OK, maybe the title is misleading but a couple of recent instances made me stop and look at how we connect, disconnect, reconnect and unconnect. The other day I was in Bombay and stopped by to look at some flamingos at a suburban creek. A man saw us looking out and came by to see the birds. We had binoculars and he was thrilled to get a glimpse of the pink visitors. Brief minutes where strangers met and shared a few minutes of delight.
Later in the day, someone I have interacted with only virtually reached out and in the course of our interaction, I mentioned that I was in his city, He asked if I was at the said spot that morning and I replied in the affirmative. Turns out that he had spotted me on his morning ride but had shaken the thought that it could be me simply because I live in another city. As much as I remain in the shadows online, in real life, I do tend to be noticeable. Tall, short haired and in a sari makes for an unusual sight in this millennium.
A few days before, I had another strange virtual meets real meets virtual sort of moment. One of my recent acquaintances and peers from another country and I were chatting. We connected at a convention and have been in occasional contact thanks to love for a subject dear to both of us. In the course of something, I shared something I had written on another blog and turns out she had gone through the entire site and even shared about it with her teacher and friend! It was surreal to connect with a reader who already knew me and then met me but didn’t know it was that same blogger.
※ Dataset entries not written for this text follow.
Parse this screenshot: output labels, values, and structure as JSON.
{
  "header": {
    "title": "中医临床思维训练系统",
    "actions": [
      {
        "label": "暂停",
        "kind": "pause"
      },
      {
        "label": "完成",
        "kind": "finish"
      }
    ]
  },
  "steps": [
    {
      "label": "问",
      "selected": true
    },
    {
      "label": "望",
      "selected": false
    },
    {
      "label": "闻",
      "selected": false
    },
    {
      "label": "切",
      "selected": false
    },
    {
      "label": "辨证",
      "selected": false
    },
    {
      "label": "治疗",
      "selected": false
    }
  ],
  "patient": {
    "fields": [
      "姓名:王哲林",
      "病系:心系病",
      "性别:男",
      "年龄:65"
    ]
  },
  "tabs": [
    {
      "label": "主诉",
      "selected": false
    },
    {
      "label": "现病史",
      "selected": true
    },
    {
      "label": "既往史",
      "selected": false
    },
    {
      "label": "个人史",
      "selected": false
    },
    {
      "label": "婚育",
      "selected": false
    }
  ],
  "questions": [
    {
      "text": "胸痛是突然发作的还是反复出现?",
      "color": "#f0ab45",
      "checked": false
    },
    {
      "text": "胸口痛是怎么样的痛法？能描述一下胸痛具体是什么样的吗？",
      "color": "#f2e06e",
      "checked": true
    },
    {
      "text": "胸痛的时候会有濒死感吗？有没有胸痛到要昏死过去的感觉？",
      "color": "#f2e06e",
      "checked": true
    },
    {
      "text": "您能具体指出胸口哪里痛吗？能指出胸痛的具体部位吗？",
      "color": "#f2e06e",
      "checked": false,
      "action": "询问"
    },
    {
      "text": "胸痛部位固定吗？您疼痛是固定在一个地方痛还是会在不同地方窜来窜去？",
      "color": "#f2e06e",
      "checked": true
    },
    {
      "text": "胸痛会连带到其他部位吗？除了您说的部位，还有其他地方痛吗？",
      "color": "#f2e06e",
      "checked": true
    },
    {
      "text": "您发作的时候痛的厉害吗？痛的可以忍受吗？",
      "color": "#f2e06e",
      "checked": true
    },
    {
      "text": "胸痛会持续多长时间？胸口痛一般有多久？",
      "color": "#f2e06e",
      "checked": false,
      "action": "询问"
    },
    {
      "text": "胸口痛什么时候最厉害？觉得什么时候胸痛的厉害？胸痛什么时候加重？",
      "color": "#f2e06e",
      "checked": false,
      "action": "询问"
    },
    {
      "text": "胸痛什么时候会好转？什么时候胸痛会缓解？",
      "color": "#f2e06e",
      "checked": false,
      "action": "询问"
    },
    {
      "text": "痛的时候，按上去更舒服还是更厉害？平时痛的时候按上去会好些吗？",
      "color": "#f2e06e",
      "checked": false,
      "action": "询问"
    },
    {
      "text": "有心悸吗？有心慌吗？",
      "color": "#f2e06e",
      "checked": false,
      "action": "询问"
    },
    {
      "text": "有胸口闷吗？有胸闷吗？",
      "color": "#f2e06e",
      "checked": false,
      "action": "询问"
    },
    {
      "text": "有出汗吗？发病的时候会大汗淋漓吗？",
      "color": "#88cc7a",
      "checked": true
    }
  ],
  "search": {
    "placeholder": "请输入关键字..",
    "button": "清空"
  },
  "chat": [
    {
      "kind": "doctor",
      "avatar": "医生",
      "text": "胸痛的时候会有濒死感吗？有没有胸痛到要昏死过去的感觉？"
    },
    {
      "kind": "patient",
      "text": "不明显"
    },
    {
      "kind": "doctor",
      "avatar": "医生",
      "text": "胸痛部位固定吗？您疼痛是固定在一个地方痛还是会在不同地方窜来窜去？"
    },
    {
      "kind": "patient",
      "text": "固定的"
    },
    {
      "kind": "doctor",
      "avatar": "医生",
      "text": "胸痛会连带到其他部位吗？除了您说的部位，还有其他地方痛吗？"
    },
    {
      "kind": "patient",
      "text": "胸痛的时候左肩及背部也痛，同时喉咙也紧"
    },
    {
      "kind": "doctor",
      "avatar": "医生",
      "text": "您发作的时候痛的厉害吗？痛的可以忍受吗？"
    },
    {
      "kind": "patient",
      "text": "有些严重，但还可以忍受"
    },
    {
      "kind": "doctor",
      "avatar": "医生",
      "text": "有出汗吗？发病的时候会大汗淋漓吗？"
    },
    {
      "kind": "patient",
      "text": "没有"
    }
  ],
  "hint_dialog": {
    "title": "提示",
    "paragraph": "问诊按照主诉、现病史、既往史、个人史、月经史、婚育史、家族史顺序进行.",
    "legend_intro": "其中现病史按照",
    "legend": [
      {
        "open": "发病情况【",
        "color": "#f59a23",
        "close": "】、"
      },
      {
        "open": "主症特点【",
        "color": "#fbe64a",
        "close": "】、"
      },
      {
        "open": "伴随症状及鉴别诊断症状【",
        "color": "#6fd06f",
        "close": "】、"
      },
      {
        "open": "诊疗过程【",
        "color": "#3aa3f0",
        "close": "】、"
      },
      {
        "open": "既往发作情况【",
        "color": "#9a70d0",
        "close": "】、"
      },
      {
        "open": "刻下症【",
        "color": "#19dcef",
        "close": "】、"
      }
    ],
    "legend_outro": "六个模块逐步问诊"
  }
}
These are just a couple of recent instances. Over the years, there have been others. Some spilled into conversations on a screen, others became exchanges in person. But, in all of them there is a strange kind of intimacy. I suppose that’s what social media does. Reading or seeing someone or their content makes one feel like the other person is familiar, well known. But, how much is real? What does real mean anyway?
The spread of stunning images of people, places and things that do not exist except as an imagination of machine and words that are put together to create seamless reading make me wonder what the shape of human interactions would be in the coming generations. Technological connectivity and the speed of it have been directly proportional to the depletion of actual connections, with all its tender and difficult edges. It is inevitable, this march of machines and increasingly isolated lives. I suppose it is the speed at which these changes are happening makes it difficult to pivot into such a world. Evolution of head and heart is a slow process after all. Maybe in a few generations, we might find our rate of complete adaptation will match the state of technology.
As to this post, who really wrote it?